In the Helderberg Hilltowns, Berne has 130 exemptions for a total value of $7.6 million; Knox has 138 exemptions for a value of $8.5 million, Westerlo has 83 for a value of $2 million, and Rensselaerville has 99 for a value of $7.3 million.
These exemptions can make the difference between a farm staying in business or not.
One example is the Van Etten farm in Knox. The 300-acre farm was the fulfillment of a lifetime dream for Janice and George Van Etten. The couple met as students at Cornell’s ag school.
After they married in 1957, they saved their money, living on one salary, so they could buy a farm. In 1959, the Van Ettens traveled up the Hill to Knox in an old Model T to look at a farm for sale.
“We went putt, putt, putt up the Hill to God’s country, God being the only one that wanted it,” said Mrs. Van Etten with her characteristic wit.
The Van Ettens purchased the 200-acre property for $11,500.Twenty-one years later, they added another 100 acres of land that lay between their two parcels. “George said he put the farm back together,” said Mrs. Van Etten. There they raised cattle, chickens and pigs, and Christmas trees on the soil that was too poor to raise crops.
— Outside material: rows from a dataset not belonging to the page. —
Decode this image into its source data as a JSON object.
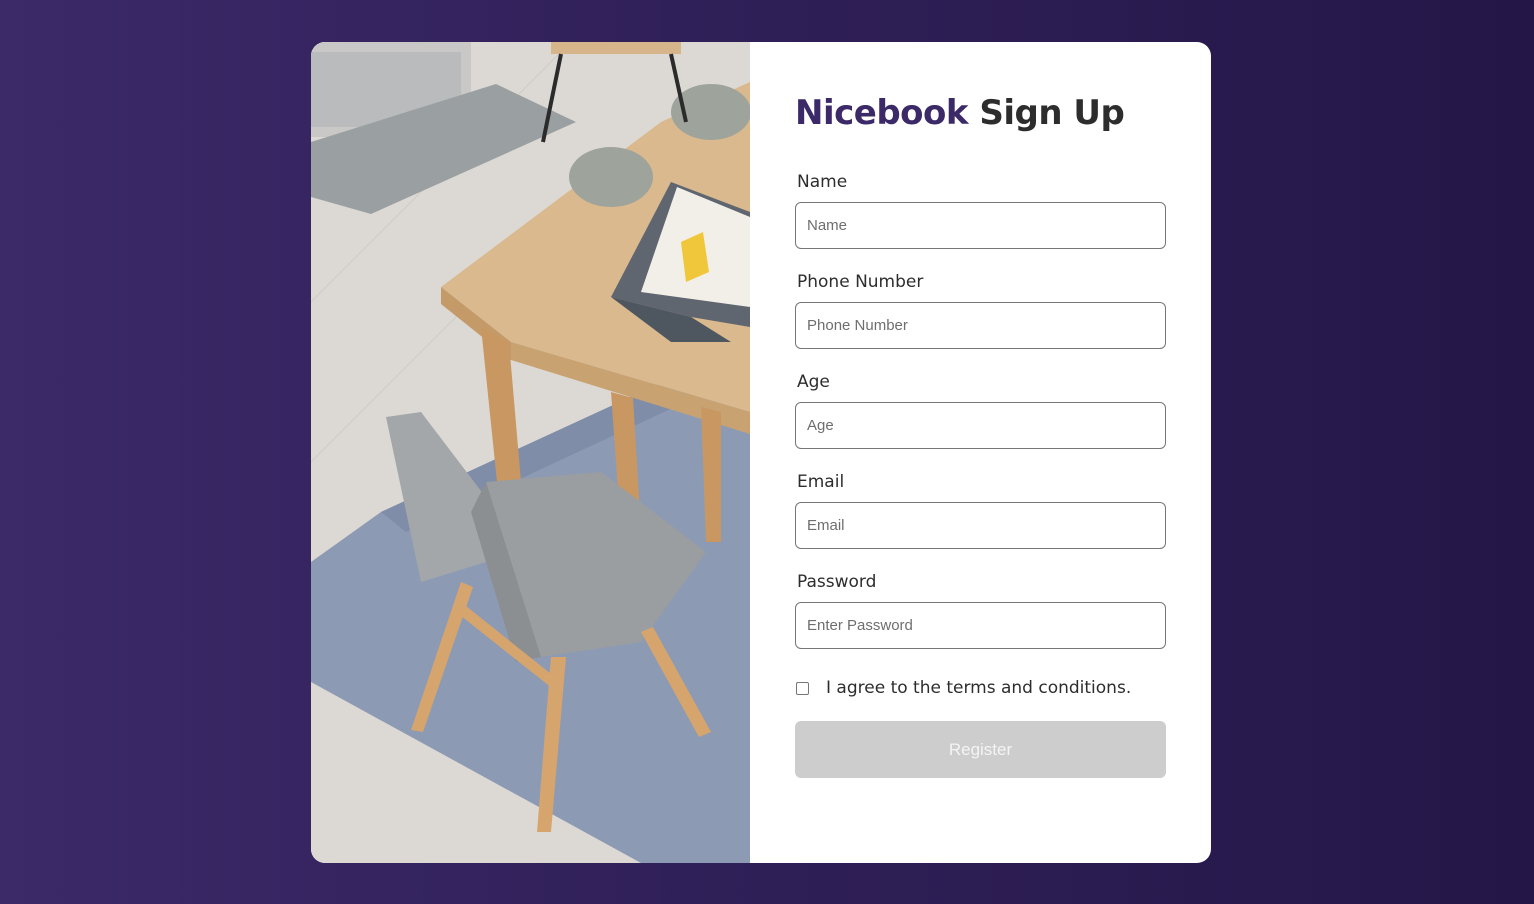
{
  "signup": {
    "title_brand": "Nicebook",
    "title_rest": "Sign Up",
    "fields": [
      {
        "label": "Name",
        "placeholder": "Name"
      },
      {
        "label": "Phone Number",
        "placeholder": "Phone Number"
      },
      {
        "label": "Age",
        "placeholder": "Age"
      },
      {
        "label": "Email",
        "placeholder": "Email"
      },
      {
        "label": "Password",
        "placeholder": "Enter Password"
      }
    ],
    "terms_label": "I agree to the terms and conditions.",
    "register_label": "Register",
    "terms_checked": false
  },
  "colors": {
    "background": "#3b2968",
    "brand": "#3b2968",
    "register_disabled": "#cdcdcd"
  },
  "image": {
    "subject": "dining-table-with-tablet-and-gray-chair-photo"
  }
}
Mrs. Van Etten recalled of her husband, “He always said, ‘You never plant more trees than your wife can shear.’ He always called me his branch manager.”
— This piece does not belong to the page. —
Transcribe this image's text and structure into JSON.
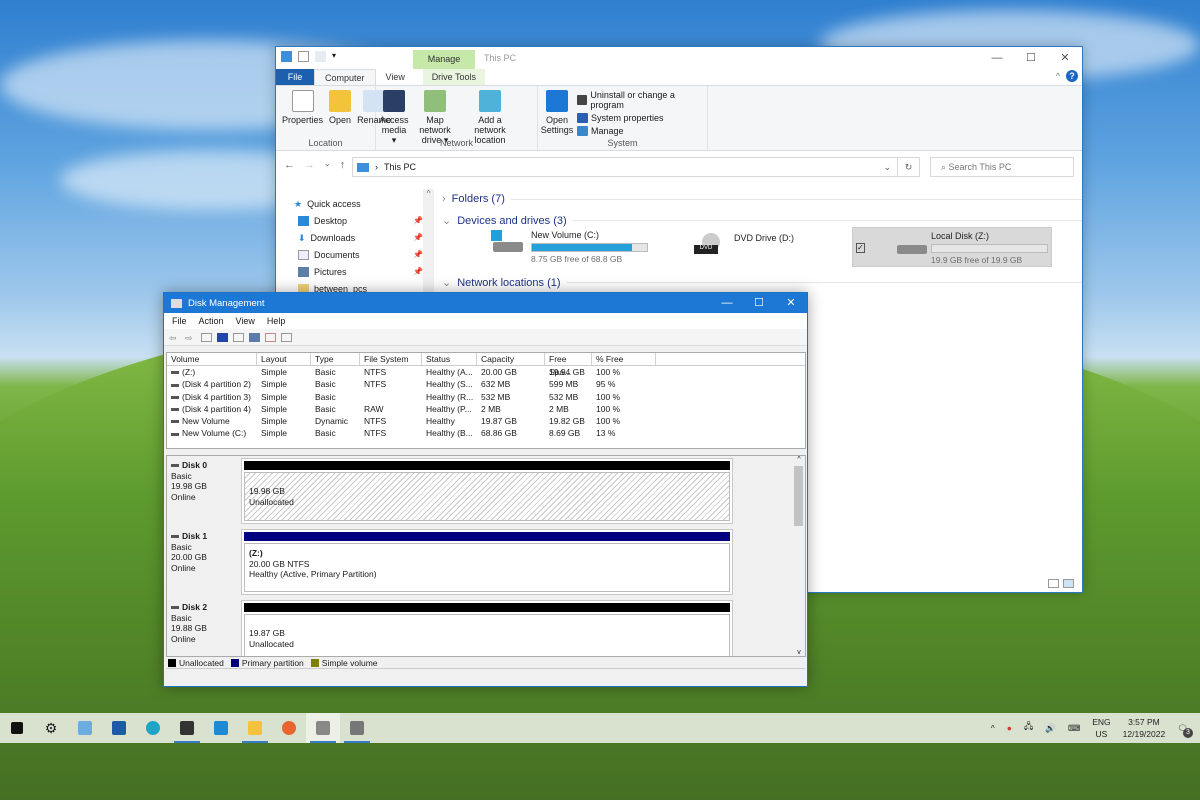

Mr. Van Etten was hard-working and committed to his farm. As raccoon rabies worked its way up the East Coast in the early 1990s, Mr. Van Etten had perhaps the first rabid raccoon in the county at his farm. He killed it with a pitchfork.
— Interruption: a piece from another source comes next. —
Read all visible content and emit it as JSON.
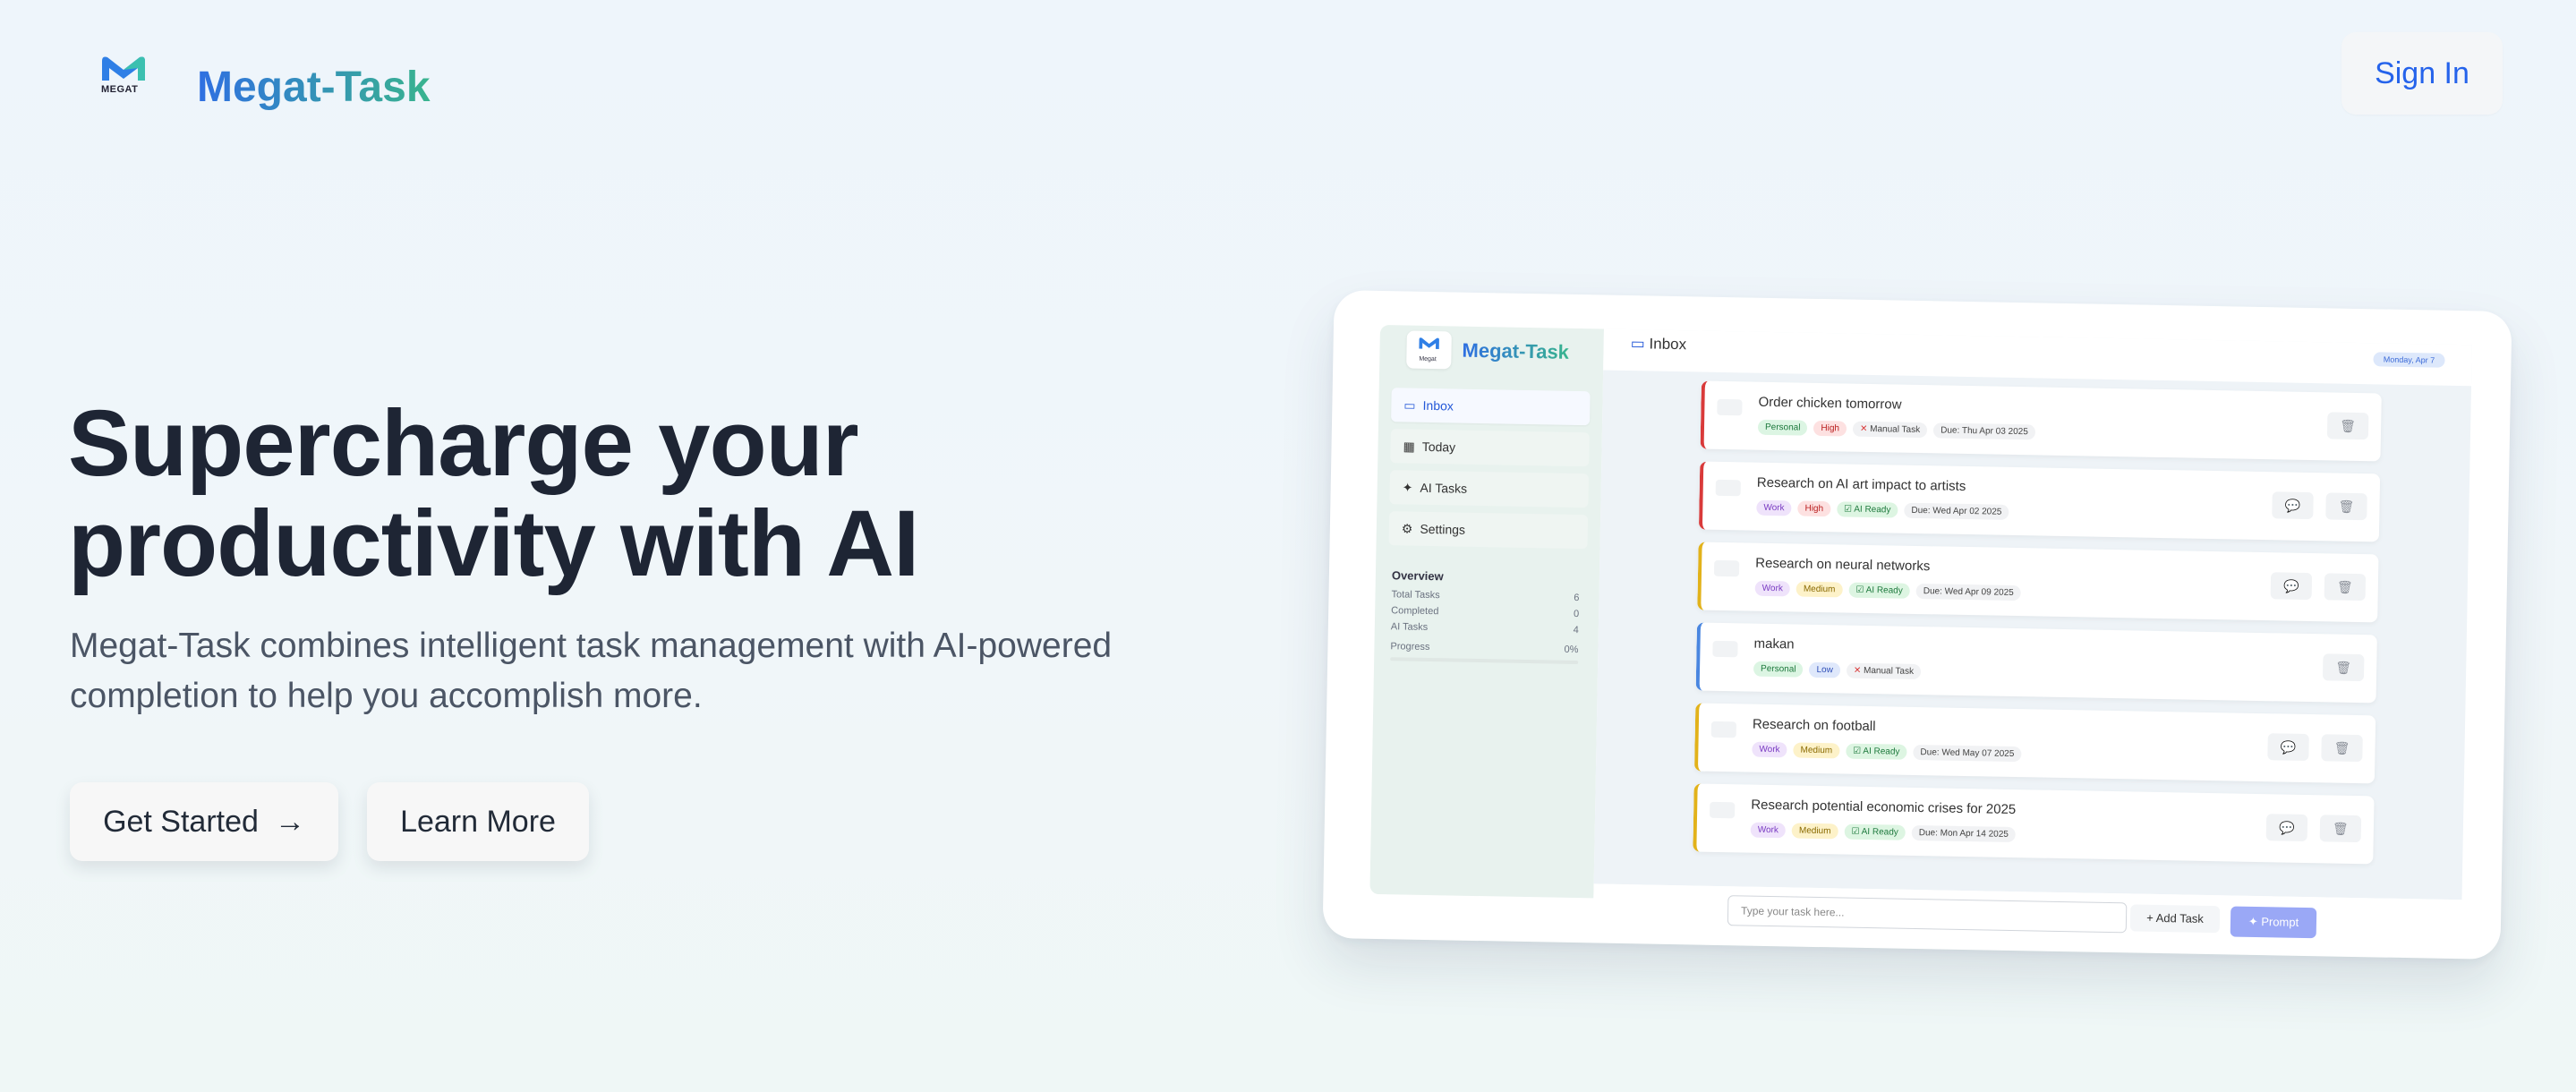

“He was heading for my cow barn,” Mr. Van Etten said at the time. None of his 40 cattle were vaccinated for rabies. “I had to protect them,” he said.
Mr. Van Etten died in 2009. His widow continues to run the Christmas tree operation on the farm.
The law requires a farmer to gross $10,000 annually in order to receive the agricultural exemption. Mrs. Van Etten has priced her trees at $35 each this year and hopes to sell enough to meet that mark.
Otherwise, she said, she could lose the farm since she would have to pay much higher taxes, as if the land were building lots.
What’s to be done to keep an elderly farmer on her farm?
Of course we can all make the scenic trek to Knox to buy Christmas trees from Mrs. Van Etten, certainly appropriate in a season of good will. She has spent a good part of her life tending to other’s needs, from teaching school to hosting Fresh Air kids from the city.
But we believe a more permanent solution is needed. The law should be amended, as it has so many times in the past, this time to accommodate a situation like Mrs. Van Etten’s. We understand that a gross figure must be set to apply to most cases so that people with land who aren’t farmers can’t take advantage of the system.
But surely, there must be a way to craft an amendment that would let someone who has farmed her land for half a century or more to continue to do so with the exemption even if she can’t always meet the $10,000 mark.
Mrs.Van Etten planted those Christmas tree seedlings herself and was also proud of doing work on a tractor and other farm chores. She deserves to stay on her farm. A change in the law would not only benefit her but all of us — with beautiful open space; homegrown trees, not trucked in, not adding to our carbon footprint; less cost for taxpayers than homes built on those lots would incur; spin-off benefits to businesses since farm visitors might shop or dine at nearby Helderberg establishments.
The benefits would be similar if other elderly farmers across the state could stay on their land. We reap what is sown; we must plant the seed now of a more liberal law for a healthier future.
— Melissa Hale-Spencer